• _TASK REQUIREMENTS_
In which lines of the data does the string "header" appear? Copy every one.

• _RECORDS SHOWN_
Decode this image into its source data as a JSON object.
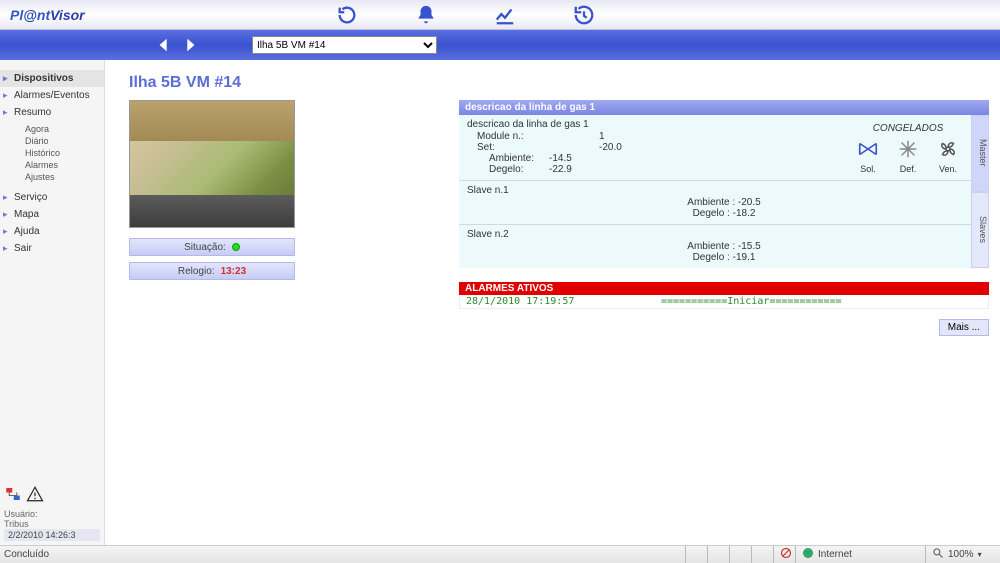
{
  "app": {
    "name": "Pl@ntVisor"
  },
  "top_tools": {
    "refresh": "refresh",
    "alarm": "alarm-bell",
    "chart": "trend",
    "history": "history"
  },
  "nav": {
    "prev": "◀",
    "next": "▶",
    "device_selected": "Ilha 5B VM #14"
  },
  "sidebar": {
    "items": [
      {
        "label": "Dispositivos",
        "active": true
      },
      {
        "label": "Alarmes/Eventos"
      },
      {
        "label": "Resumo",
        "sub": [
          "Agora",
          "Diário",
          "Histórico",
          "Alarmes",
          "Ajustes"
        ]
      },
      {
        "label": "Serviço"
      },
      {
        "label": "Mapa"
      },
      {
        "label": "Ajuda"
      },
      {
        "label": "Sair"
      }
    ],
    "user_label": "Usuário:",
    "user_name": "Tribus",
    "timestamp": "2/2/2010 14:26:3"
  },
  "page": {
    "title": "Ilha 5B VM #14",
    "status_label": "Situação:",
    "clock_label": "Relogio:",
    "clock_value": "13:23"
  },
  "gas_line": {
    "header": "descricao da linha de gas 1",
    "desc_label": "descricao da linha de gas 1",
    "module_label": "Module n.:",
    "module_value": "1",
    "set_label": "Set:",
    "set_value": "-20.0",
    "amb_label": "Ambiente:",
    "amb_value": "-14.5",
    "deg_label": "Degelo:",
    "deg_value": "-22.9",
    "cong_label": "CONGELADOS",
    "icons": {
      "sol": "Sol.",
      "def": "Def.",
      "ven": "Ven."
    },
    "slaves": [
      {
        "name": "Slave n.1",
        "amb_label": "Ambiente :",
        "amb": "-20.5",
        "deg_label": "Degelo :",
        "deg": "-18.2"
      },
      {
        "name": "Slave n.2",
        "amb_label": "Ambiente :",
        "amb": "-15.5",
        "deg_label": "Degelo :",
        "deg": "-19.1"
      }
    ],
    "side_tabs": {
      "master": "Master",
      "slaves": "Slaves"
    }
  },
  "alarms": {
    "header": "ALARMES ATIVOS",
    "rows": [
      {
        "ts": "28/1/2010 17:19:57",
        "msg": "===========Iniciar============"
      }
    ],
    "more": "Mais ..."
  },
  "statusbar": {
    "left": "Concluído",
    "zone": "Internet",
    "zoom": "100%"
  }
}
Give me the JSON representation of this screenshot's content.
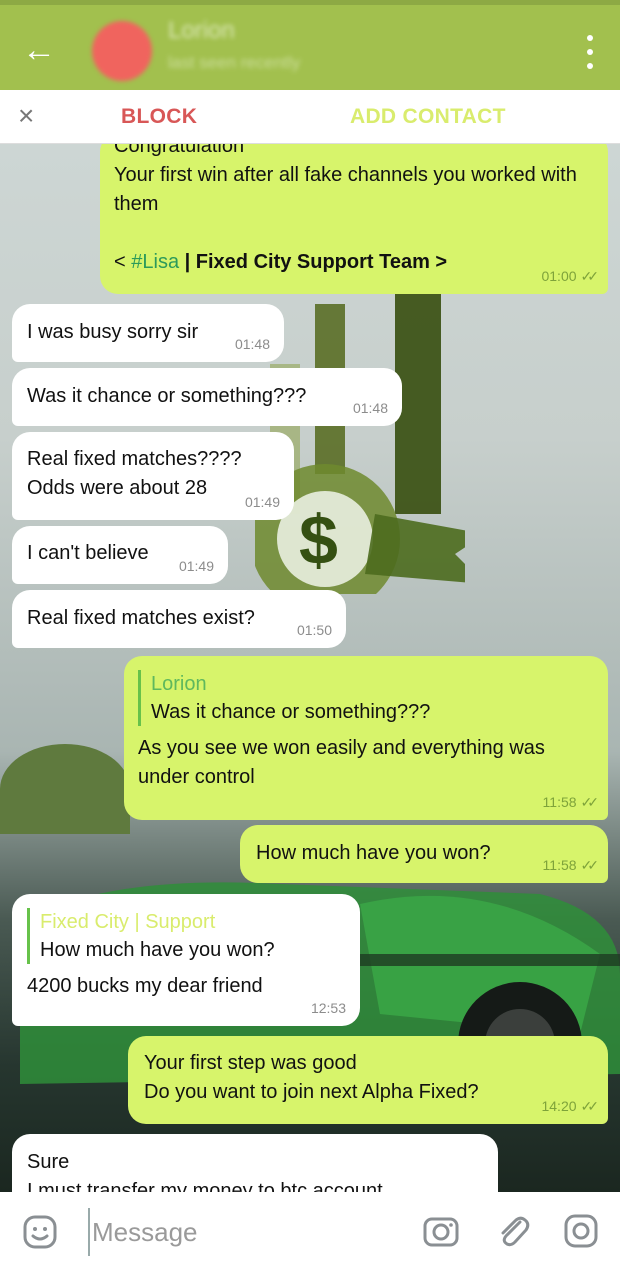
{
  "header": {
    "back_icon": "←",
    "contact_name": "Lorion",
    "contact_status": "last seen recently"
  },
  "actionbar": {
    "close_icon": "×",
    "block_label": "BLOCK",
    "add_contact_label": "ADD CONTACT"
  },
  "messages": [
    {
      "id": "m1",
      "dir": "out",
      "text_top": "Congratulation",
      "text": "Your first win after all fake channels you worked with them",
      "sig_prefix": "< ",
      "sig_link": "#Lisa",
      "sig_rest": " | Fixed City Support Team >",
      "time": "01:00"
    },
    {
      "id": "m2",
      "dir": "in",
      "text": "I was busy sorry sir",
      "time": "01:48"
    },
    {
      "id": "m3",
      "dir": "in",
      "text": "Was it chance or something???",
      "time": "01:48"
    },
    {
      "id": "m4",
      "dir": "in",
      "text": "Real fixed matches????\nOdds were about 28",
      "time": "01:49"
    },
    {
      "id": "m5",
      "dir": "in",
      "text": "I can't believe",
      "time": "01:49"
    },
    {
      "id": "m6",
      "dir": "in",
      "text": "Real fixed matches exist?",
      "time": "01:50"
    },
    {
      "id": "m7",
      "dir": "out",
      "quote_name": "Lorion",
      "quote_text": "Was it chance or something???",
      "text": "As you see we won easily and everything was under control",
      "time": "11:58"
    },
    {
      "id": "m8",
      "dir": "out",
      "text": "How much have you won?",
      "time": "11:58"
    },
    {
      "id": "m9",
      "dir": "in",
      "quote_name": "Fixed City | Support",
      "quote_text": "How much have you won?",
      "text": "4200 bucks my dear friend",
      "time": "12:53"
    },
    {
      "id": "m10",
      "dir": "out",
      "text": "Your first step was good\nDo you want to join next Alpha Fixed?",
      "time": "14:20"
    },
    {
      "id": "m11",
      "dir": "in",
      "text": "Sure\nI must transfer my money to btc account"
    }
  ],
  "composer": {
    "placeholder": "Message"
  },
  "icons": {
    "back": "arrow-left-icon",
    "menu": "more-vertical-icon",
    "close": "close-icon",
    "emoji": "sticker-icon",
    "camera": "camera-icon",
    "attach": "paperclip-icon",
    "video": "video-message-icon"
  },
  "colors": {
    "header": "#a2c04e",
    "out_bubble": "#d7f46b",
    "in_bubble": "#ffffff",
    "block": "#d85757",
    "add_contact": "#d9ec6d"
  }
}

• _PROBLEM SOLUTION_
    "header": "descricao da linha de gas 1",
    "header": "ALARMES ATIVOS",
  "header": {
    "header": "#a2c04e",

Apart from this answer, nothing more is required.